### DATASET ENTRIES
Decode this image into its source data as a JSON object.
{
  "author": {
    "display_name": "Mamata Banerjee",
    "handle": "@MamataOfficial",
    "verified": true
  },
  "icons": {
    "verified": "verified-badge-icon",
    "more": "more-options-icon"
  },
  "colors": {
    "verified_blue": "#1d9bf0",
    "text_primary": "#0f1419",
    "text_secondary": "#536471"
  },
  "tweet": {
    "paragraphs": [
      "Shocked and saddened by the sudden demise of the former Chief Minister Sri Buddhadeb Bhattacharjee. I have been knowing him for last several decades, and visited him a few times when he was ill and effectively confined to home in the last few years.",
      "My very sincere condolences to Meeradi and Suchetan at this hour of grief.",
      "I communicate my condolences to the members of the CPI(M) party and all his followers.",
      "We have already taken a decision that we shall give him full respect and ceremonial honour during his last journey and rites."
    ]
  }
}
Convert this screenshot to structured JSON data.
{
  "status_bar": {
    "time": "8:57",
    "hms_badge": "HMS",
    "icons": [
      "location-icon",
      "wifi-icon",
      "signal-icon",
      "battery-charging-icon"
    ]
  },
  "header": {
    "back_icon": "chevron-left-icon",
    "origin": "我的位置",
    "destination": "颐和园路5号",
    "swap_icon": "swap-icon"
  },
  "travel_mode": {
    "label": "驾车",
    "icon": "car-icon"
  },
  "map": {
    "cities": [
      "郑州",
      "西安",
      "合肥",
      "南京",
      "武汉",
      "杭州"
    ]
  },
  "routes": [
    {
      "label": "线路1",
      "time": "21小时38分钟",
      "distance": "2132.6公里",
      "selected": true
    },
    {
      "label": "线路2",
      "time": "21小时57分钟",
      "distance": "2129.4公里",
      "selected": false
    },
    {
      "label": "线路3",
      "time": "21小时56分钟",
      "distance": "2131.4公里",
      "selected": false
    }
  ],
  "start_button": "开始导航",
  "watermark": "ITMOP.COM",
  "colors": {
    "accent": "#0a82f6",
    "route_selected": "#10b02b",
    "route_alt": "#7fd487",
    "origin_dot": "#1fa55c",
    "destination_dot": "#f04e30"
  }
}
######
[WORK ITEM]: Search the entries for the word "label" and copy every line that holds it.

[ANSWER SECTION]:
    "label": "驾车",
      "label": "线路1",
      "label": "线路2",
      "label": "线路3",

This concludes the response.